The hon. Member for Bosworth said that he was worried about people effectively being tried twice. I accept what the hon. Member for Beaconsfield said—that he did not intend to table a wrecking amendment. It is a wrecking amendment in part, but that was not his intention, which was to prise open the issues for debate. However, I cannot understand how the hon. Member for Bosworth can argue that someone is effectively being tried twice because they are obliged to pay tax on acquisitions that they have clearly made, and on which they have clearly not paid tax in any other way. If he is saying that, I do not think that it will resonate with any of his constituents. I do not think that that was what the hon. Member for Beaconsfield was saying, or that any law-abiding taxpayer in the country will sympathise with such an argument.

Mr. Tredinnick: I am certainly not saying that we should let off offenders who have defrauded the Revenue. My point is that as the Bill stands, the offender may have to be assessed by two separate authorities for the same thing. I question whether that is necessary.

Mr. Ainsworth: Let me go through the way in which the matter will be argued. We must bear in mind that we are trying to do two things. First, we will provide focus by introducing an effective power to levy tax where tax has not been paid on criminal gain. Secondly, as the hon. Member for Beaconsfield points out, while doing that we should do the

Column Number: 928

maximum to ensure that we do not bring the tax system into disrepute, or distort it, or change its powers or the way in which it operates. If we cannot satisfy people in that regard, there will be worries elsewhere than in the criminal fraternity about the powers that part 6 provides.

The original performance and innovation unit report on ''Recovering the Proceeds of Crime'' found that many criminal organisations generate substantial revenues that go untaxed. Those enjoying the proceeds of their criminality do so at the expense of the honest taxpayer paying his or her fair share of the tax burden. The use of taxation functions by the director against those enjoying the proceeds of crime will send a clear message that taxation is to be applied fairly and consistently to everyone.

The director will operate a hierarchy of options, as I mentioned when we debated part 2. He will consider whether criminal confiscation action is appropriate, and then whether to initiate civil recovery action. Only when those other approaches have been exhausted will the taxation functions arise.

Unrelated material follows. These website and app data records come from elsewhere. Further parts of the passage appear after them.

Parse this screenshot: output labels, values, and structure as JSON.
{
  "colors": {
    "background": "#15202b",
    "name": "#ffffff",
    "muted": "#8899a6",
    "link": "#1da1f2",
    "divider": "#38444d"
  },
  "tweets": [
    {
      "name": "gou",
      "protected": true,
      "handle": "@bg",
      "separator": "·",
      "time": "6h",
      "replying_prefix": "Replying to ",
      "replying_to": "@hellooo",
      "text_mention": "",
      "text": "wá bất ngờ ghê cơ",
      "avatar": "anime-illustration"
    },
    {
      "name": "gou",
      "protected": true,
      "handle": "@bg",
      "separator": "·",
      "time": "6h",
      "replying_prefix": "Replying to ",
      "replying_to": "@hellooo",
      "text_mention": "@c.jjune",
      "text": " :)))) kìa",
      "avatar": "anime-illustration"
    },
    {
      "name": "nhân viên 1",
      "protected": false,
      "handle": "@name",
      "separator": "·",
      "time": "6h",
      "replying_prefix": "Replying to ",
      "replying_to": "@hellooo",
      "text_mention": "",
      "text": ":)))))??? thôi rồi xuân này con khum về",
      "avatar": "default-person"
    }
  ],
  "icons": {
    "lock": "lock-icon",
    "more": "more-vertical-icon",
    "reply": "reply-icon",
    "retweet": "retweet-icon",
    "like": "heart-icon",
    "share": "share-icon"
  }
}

For example, the director may be satisfied that there is insufficient likelihood of the success of a civil recovery proceeding based on the available evidence, or he may decide to give priority to other civil recovery cases if he considers that action under part 6 would represent a more effective and efficient use of resources in a particular case.

Alternatively, the property may have been acquired outside the specified time limit for civil recovery proceedings to be successful. The code requires that to be six years in normal circumstances, although I am advised that in cases in which fraud is suspected, the Revenue can go back 20 years to determine whether to raise tax levies on income gained fraudulently. In such circumstances, the director will consider whether there are grounds for exercising his Revenue functions. He will not exercise his Revenue functions on the basis of referrals from the Inland Revenue. However, he will liaise with the Revenue to ensure that cases are handled in the most effective way.

The director will effectively stand in the shoes of the Board of Inland Revenue for the purposes of taxation. All the tax law that applies to the Inland Revenue will apply to the director, including its powers, such as the ability to raise tax assessments, potentially with penalties and interest, and all the safeguards and rights of protection afforded to the taxpayer. Those will apply equally to the director as to the Board of Inland Revenue. The director will apply the taxation system in the same way as the Inland Revenue, including its extra-statutory concessions. The effect of that is to try to maintain a single taxation system.

11.45 am

Previous Contents Continue

House of Commons home page Parliament home page House of Lords home page search page enquiries ordering index

©Parliamentary copyright 2002
Prepared 15 January 2002